● **Records for the exercise**:
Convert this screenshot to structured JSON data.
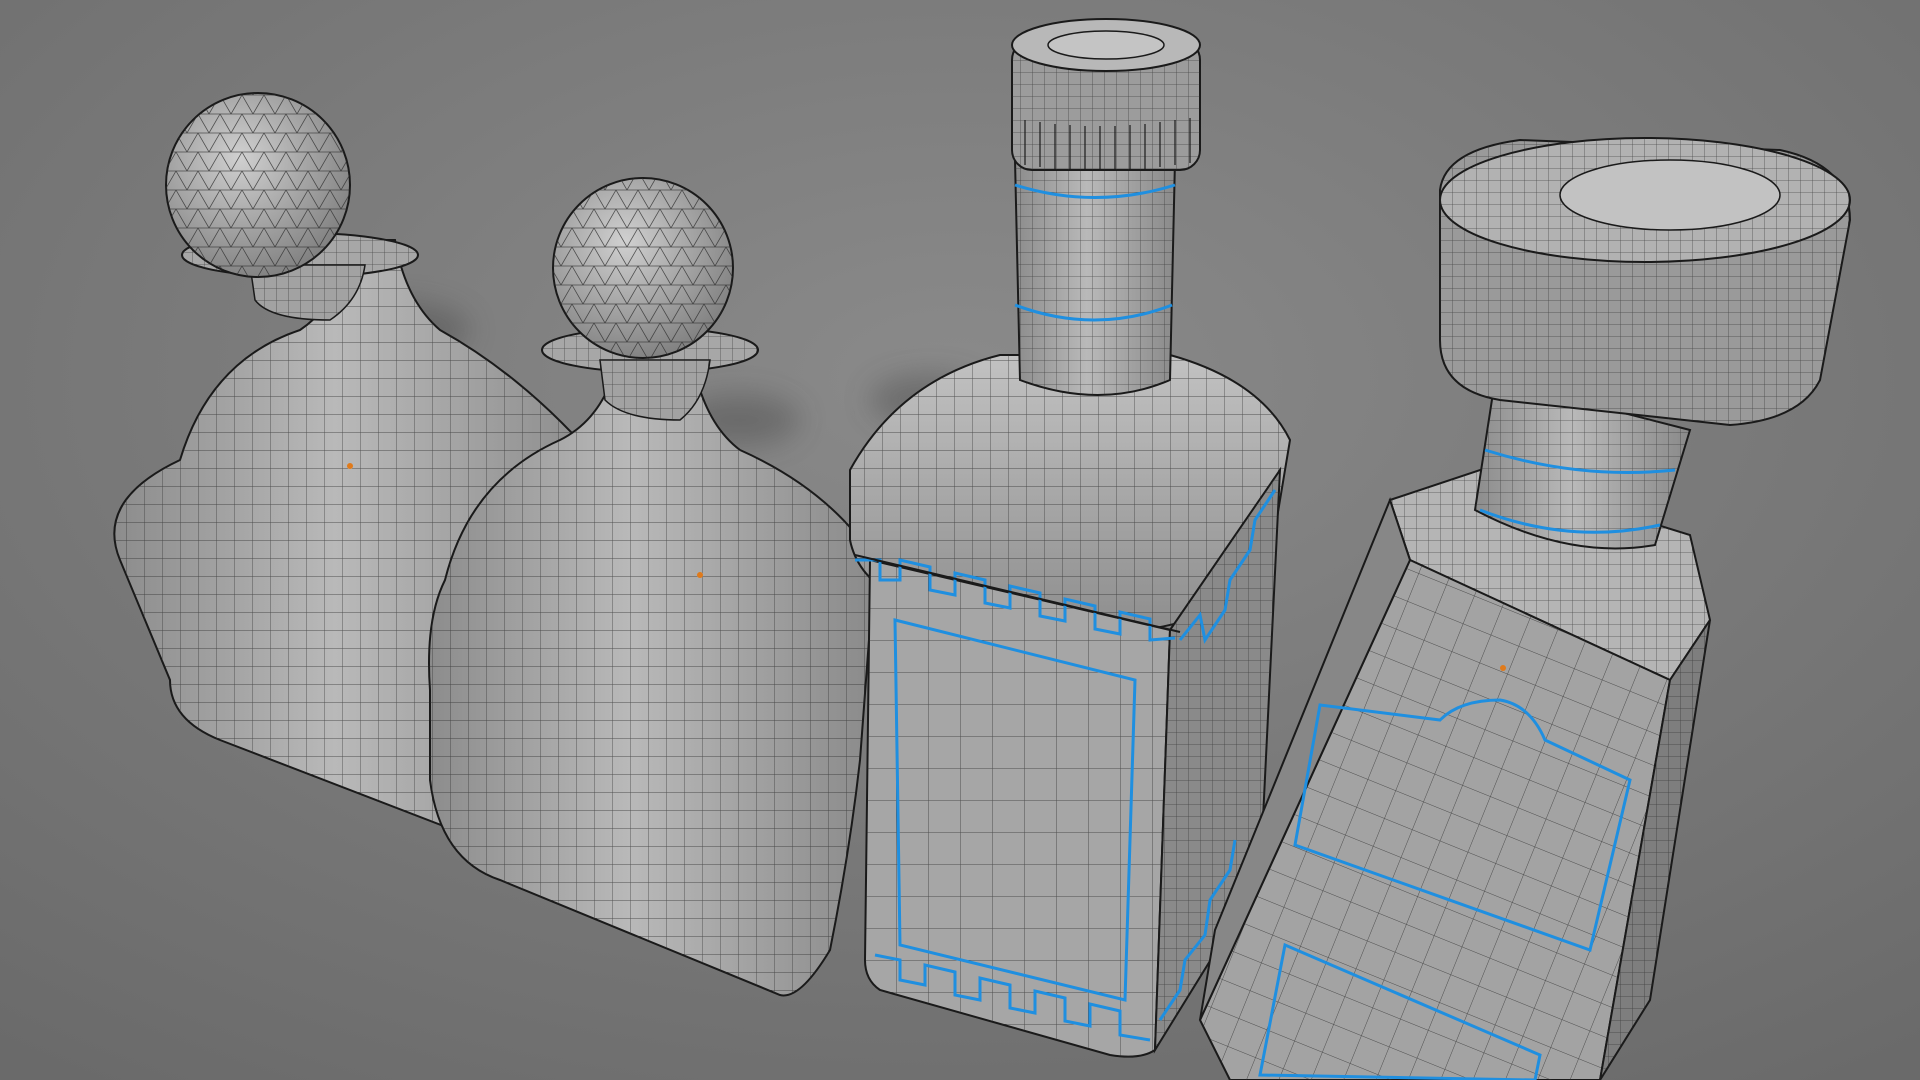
{
  "scene": {
    "description_visible_text": "",
    "objects": [
      {
        "name": "decanter-left",
        "kind": "bottle-with-ball-stopper"
      },
      {
        "name": "decanter-middle",
        "kind": "bottle-with-ball-stopper"
      },
      {
        "name": "square-bottle",
        "kind": "bottle-with-screw-cap"
      },
      {
        "name": "tilted-bottle",
        "kind": "bottle-with-large-cap"
      }
    ],
    "colors": {
      "background": "#7d7d7d",
      "mesh_fill": "#a9a9a9",
      "mesh_shadow": "#6f6f6f",
      "wire": "#2a2a2a",
      "seam": "#1f8fe0",
      "vertex_dot": "#e07a1a"
    }
  }
}
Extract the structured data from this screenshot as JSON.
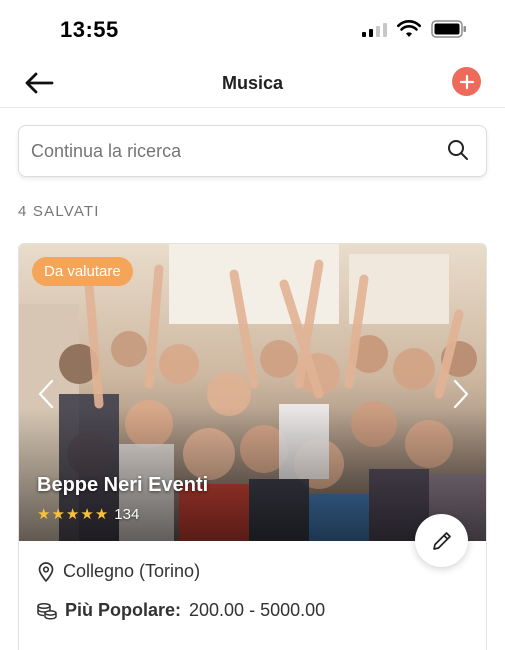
{
  "status": {
    "time": "13:55"
  },
  "header": {
    "title": "Musica"
  },
  "search": {
    "placeholder": "Continua la ricerca"
  },
  "saved": {
    "count_label": "4 SALVATI"
  },
  "card": {
    "badge": "Da valutare",
    "name": "Beppe Neri Eventi",
    "rating_stars": 5,
    "review_count": "134",
    "location": "Collegno (Torino)",
    "price_label": "Più Popolare:",
    "price_range": "200.00 - 5000.00"
  },
  "colors": {
    "accent": "#ee6a5b",
    "badge": "#f5a55a",
    "star": "#f7c23a"
  },
  "icons": [
    "back-arrow-icon",
    "plus-icon",
    "search-icon",
    "chevron-left-icon",
    "chevron-right-icon",
    "pencil-icon",
    "location-pin-icon",
    "coins-icon"
  ]
}
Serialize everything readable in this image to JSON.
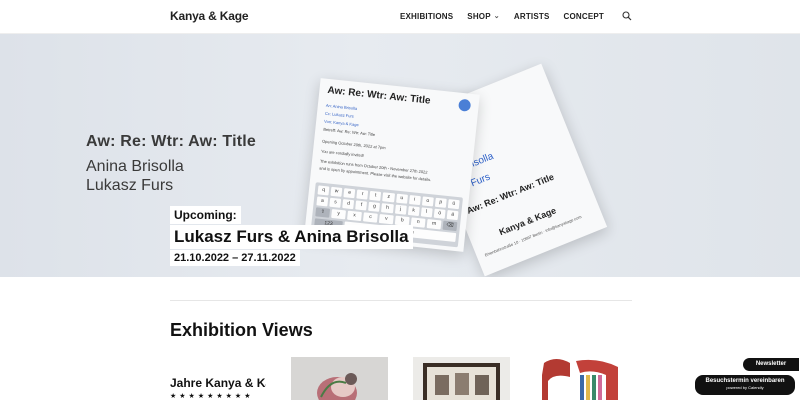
{
  "header": {
    "logo": "Kanya & Kage",
    "nav": [
      {
        "label": "EXHIBITIONS"
      },
      {
        "label": "SHOP",
        "has_dropdown": true
      },
      {
        "label": "ARTISTS"
      },
      {
        "label": "CONCEPT"
      }
    ],
    "search_icon": "search-icon"
  },
  "hero": {
    "title": "Aw: Re: Wtr: Aw: Title",
    "artist_1": "Anina Brisolla",
    "artist_2": "Lukasz Furs",
    "flyer_front": {
      "title": "Aw: Re: Wtr: Aw: Title",
      "lines": [
        "An: Anina Brisolla",
        "Cc: Lukasz Furs",
        "Von: Kanya & Kage",
        "Betreff: Aw: Re: Wtr: Aw: Title",
        "Opening October 20th, 2022 at 7pm",
        "You are cordially invited!",
        "The exhibition runs from October 20th - November 27th 2022",
        "and is open by appointment. Please visit the website for details."
      ],
      "keyboard_rows": [
        [
          "q",
          "w",
          "e",
          "r",
          "t",
          "z",
          "u",
          "i",
          "o",
          "p",
          "ü"
        ],
        [
          "a",
          "s",
          "d",
          "f",
          "g",
          "h",
          "j",
          "k",
          "l",
          "ö",
          "ä"
        ],
        [
          "⇧",
          "y",
          "x",
          "c",
          "v",
          "b",
          "n",
          "m",
          "⌫"
        ]
      ],
      "key_123": "123",
      "key_space": "Leerzeichen"
    },
    "flyer_back": {
      "blue_1": "Brisolla",
      "blue_2": "Furs",
      "title": "Aw: Re: Wtr: Aw: Title",
      "brand": "Kanya & Kage",
      "address": "Eisenbahnstraße 10 · 10997 Berlin · info@kanyakage.com"
    },
    "upcoming_label": "Upcoming:",
    "upcoming_names": "Lukasz Furs & Anina Brisolla",
    "upcoming_dates": "21.10.2022 – 27.11.2022"
  },
  "section": {
    "title": "Exhibition Views",
    "first_thumb_text": "Jahre  Kanya & Kage",
    "first_thumb_stars": "★★★★★★★★★"
  },
  "floating": {
    "newsletter": "Newsletter",
    "calendly_title": "Besuchstermin vereinbaren",
    "calendly_sub": "powered by Calendly"
  },
  "colors": {
    "accent_blue": "#2f62c9",
    "hero_bg": "#e3e7ed",
    "text_dark": "#222222"
  }
}
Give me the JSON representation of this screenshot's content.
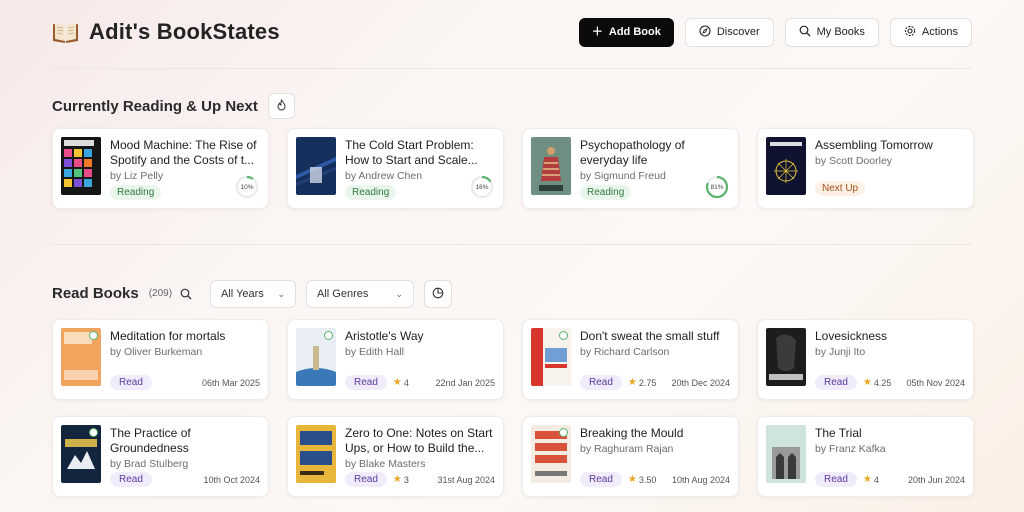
{
  "header": {
    "logo_icon": "open-book-icon",
    "title": "Adit's BookStates",
    "buttons": [
      {
        "label": "Add Book",
        "icon": "plus-icon"
      },
      {
        "label": "Discover",
        "icon": "compass-icon"
      },
      {
        "label": "My Books",
        "icon": "search-icon"
      },
      {
        "label": "Actions",
        "icon": "gear-icon"
      }
    ]
  },
  "current": {
    "title": "Currently Reading & Up Next",
    "books": [
      {
        "title": "Mood Machine: The Rise of Spotify and the Costs of t...",
        "author": "by Liz Pelly",
        "status": "Reading",
        "progress_label": "10%",
        "progress": 0.1
      },
      {
        "title": "The Cold Start Problem: How to Start and Scale...",
        "author": "by Andrew Chen",
        "status": "Reading",
        "progress_label": "16%",
        "progress": 0.16
      },
      {
        "title": "Psychopathology of everyday life",
        "author": "by Sigmund Freud",
        "status": "Reading",
        "progress_label": "81%",
        "progress": 0.81
      },
      {
        "title": "Assembling Tomorrow",
        "author": "by Scott Doorley",
        "status": "Next Up"
      }
    ]
  },
  "read": {
    "title": "Read Books",
    "count": "(209)",
    "filters": {
      "years": "All Years",
      "genres": "All Genres"
    },
    "books": [
      {
        "title": "Meditation for mortals",
        "author": "by Oliver Burkeman",
        "status": "Read",
        "rating": "",
        "date": "06th Mar 2025"
      },
      {
        "title": "Aristotle's Way",
        "author": "by Edith Hall",
        "status": "Read",
        "rating": "4",
        "date": "22nd Jan 2025"
      },
      {
        "title": "Don't sweat the small stuff",
        "author": "by Richard Carlson",
        "status": "Read",
        "rating": "2.75",
        "date": "20th Dec 2024"
      },
      {
        "title": "Lovesickness",
        "author": "by Junji Ito",
        "status": "Read",
        "rating": "4.25",
        "date": "05th Nov 2024"
      },
      {
        "title": "The Practice of Groundedness",
        "author": "by Brad Stulberg",
        "status": "Read",
        "rating": "",
        "date": "10th Oct 2024"
      },
      {
        "title": "Zero to One: Notes on Start Ups, or How to Build the...",
        "author": "by Blake Masters",
        "status": "Read",
        "rating": "3",
        "date": "31st Aug 2024"
      },
      {
        "title": "Breaking the Mould",
        "author": "by Raghuram Rajan",
        "status": "Read",
        "rating": "3.50",
        "date": "10th Aug 2024"
      },
      {
        "title": "The Trial",
        "author": "by Franz Kafka",
        "status": "Read",
        "rating": "4",
        "date": "20th Jun 2024"
      }
    ]
  },
  "colors": {
    "accent_reading": "#2f7a3d",
    "accent_next": "#a3521b",
    "accent_read": "#5b3a9e",
    "star": "#e8a520",
    "progress_ring": "#5bb36b"
  }
}
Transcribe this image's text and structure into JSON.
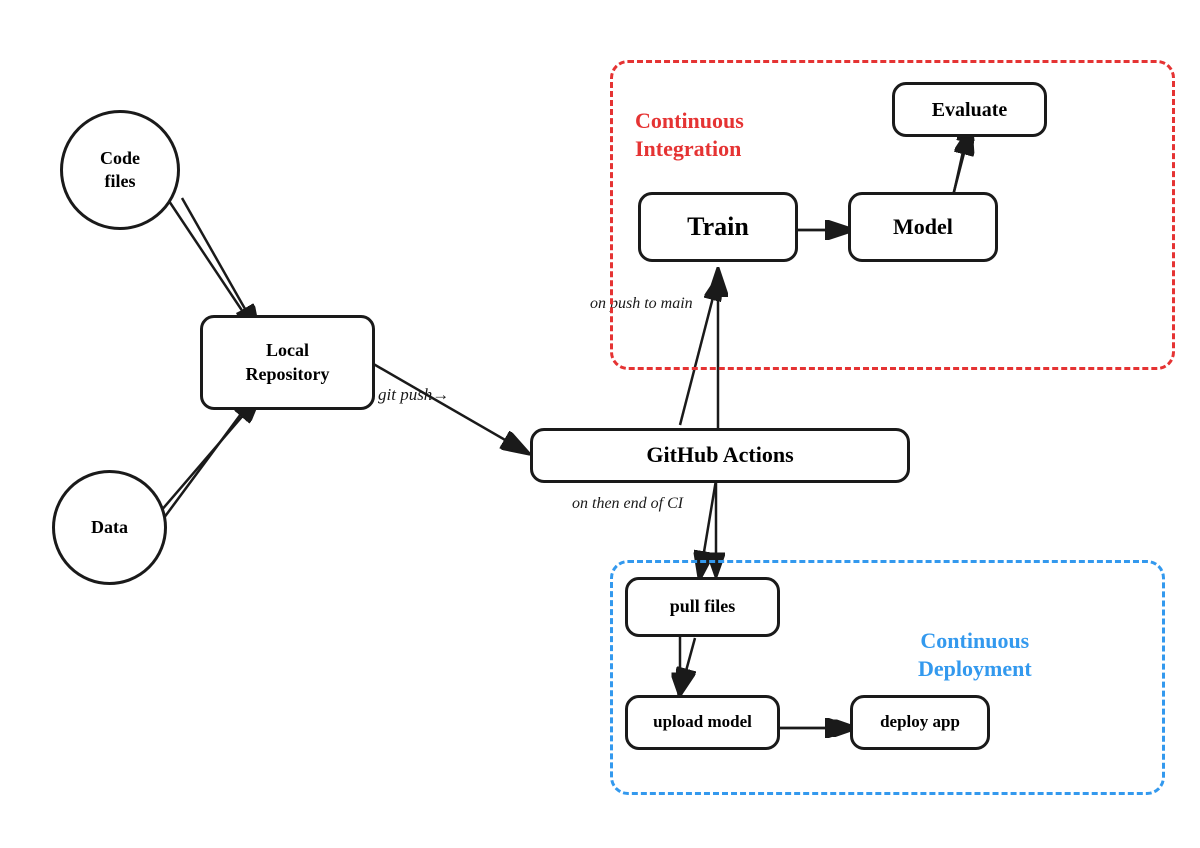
{
  "nodes": {
    "code_files": {
      "label": "Code\nfiles"
    },
    "data": {
      "label": "Data"
    },
    "local_repo": {
      "label": "Local\nRepository"
    },
    "github_actions": {
      "label": "GitHub Actions"
    },
    "train": {
      "label": "Train"
    },
    "model": {
      "label": "Model"
    },
    "evaluate": {
      "label": "Evaluate"
    },
    "pull_files": {
      "label": "pull files"
    },
    "upload_model": {
      "label": "upload model"
    },
    "deploy_app": {
      "label": "deploy app"
    }
  },
  "labels": {
    "git_push": "git push→",
    "on_push_main": "on push to main",
    "on_end_ci": "on then end of CI",
    "continuous_integration": "Continuous\nIntegration",
    "continuous_deployment": "Continuous\nDeployment"
  },
  "colors": {
    "red": "#e53333",
    "blue": "#3399ee",
    "black": "#1a1a1a",
    "white": "#ffffff"
  }
}
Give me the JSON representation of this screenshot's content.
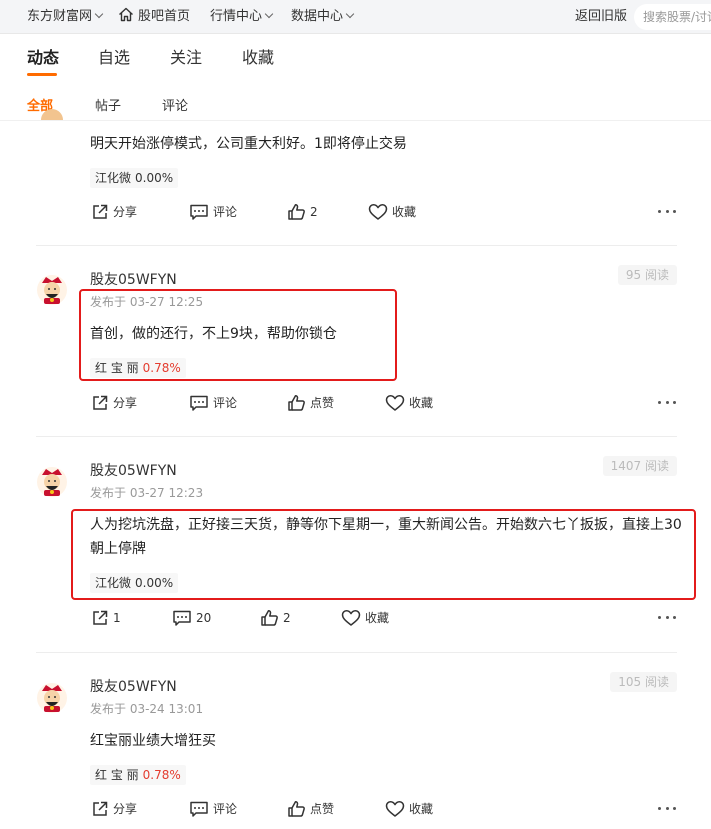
{
  "topnav": {
    "site": "东方财富网",
    "home": "股吧首页",
    "market": "行情中心",
    "data": "数据中心",
    "old_version": "返回旧版",
    "search_placeholder": "搜索股票/讨论"
  },
  "tabs": [
    "动态",
    "自选",
    "关注",
    "收藏"
  ],
  "subtabs": [
    "全部",
    "帖子",
    "评论"
  ],
  "colors": {
    "accent": "#ff6b00",
    "up": "#e43c2f",
    "annotation": "#e31b1b"
  },
  "posts": [
    {
      "content": "明天开始涨停模式，公司重大利好。1即将停止交易",
      "stock": "江化微",
      "change": "0.00%",
      "share": "分享",
      "comment": "评论",
      "like": "2",
      "collect": "收藏"
    },
    {
      "author": "股友05WFYN",
      "time": "发布于 03-27 12:25",
      "reads": "95 阅读",
      "content": "首创，做的还行，不上9块，帮助你锁仓",
      "stock": "红 宝 丽",
      "change": "0.78%",
      "share": "分享",
      "comment": "评论",
      "like": "点赞",
      "collect": "收藏"
    },
    {
      "author": "股友05WFYN",
      "time": "发布于 03-27 12:23",
      "reads": "1407 阅读",
      "content": "人为挖坑洗盘，正好接三天货，静等你下星期一，重大新闻公告。开始数六七丫扳扳，直接上30朝上停牌",
      "stock": "江化微",
      "change": "0.00%",
      "share": "1",
      "comment": "20",
      "like": "2",
      "collect": "收藏"
    },
    {
      "author": "股友05WFYN",
      "time": "发布于 03-24 13:01",
      "reads": "105 阅读",
      "content": "红宝丽业绩大增狂买",
      "stock": "红 宝 丽",
      "change": "0.78%",
      "share": "分享",
      "comment": "评论",
      "like": "点赞",
      "collect": "收藏"
    }
  ]
}
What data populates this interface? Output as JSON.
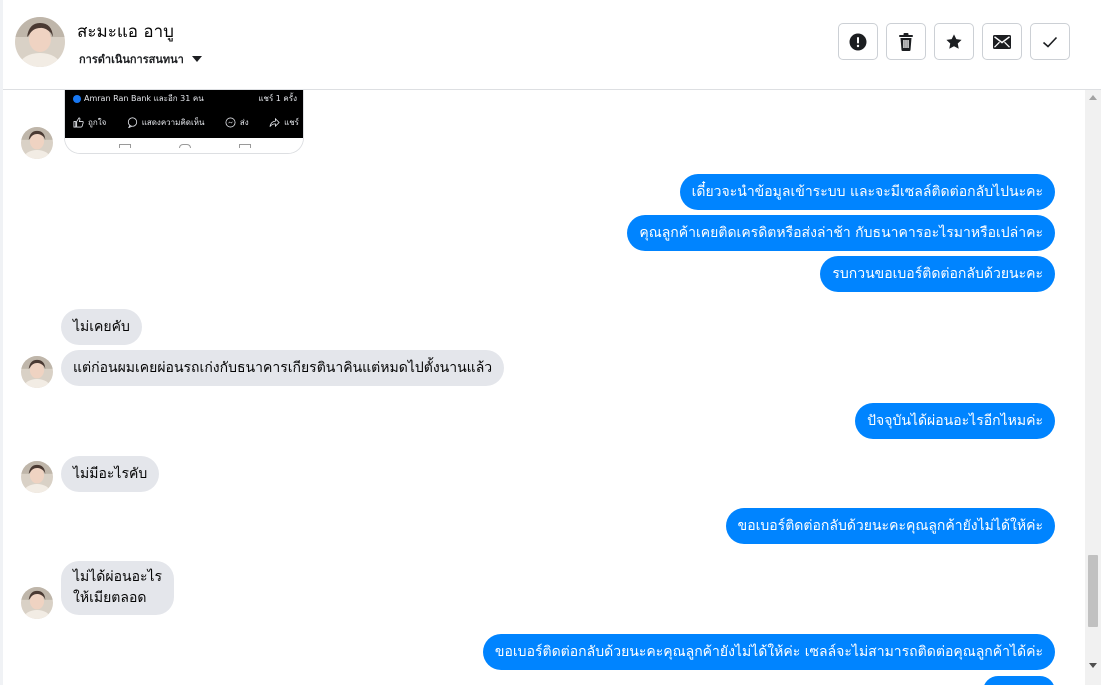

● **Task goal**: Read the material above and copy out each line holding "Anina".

● **Answer area**:
    "artist_1": "Anina Brisolla",
        "An: Anina Brisolla",
    "upcoming_names": "Lukasz Furs & Anina Brisolla",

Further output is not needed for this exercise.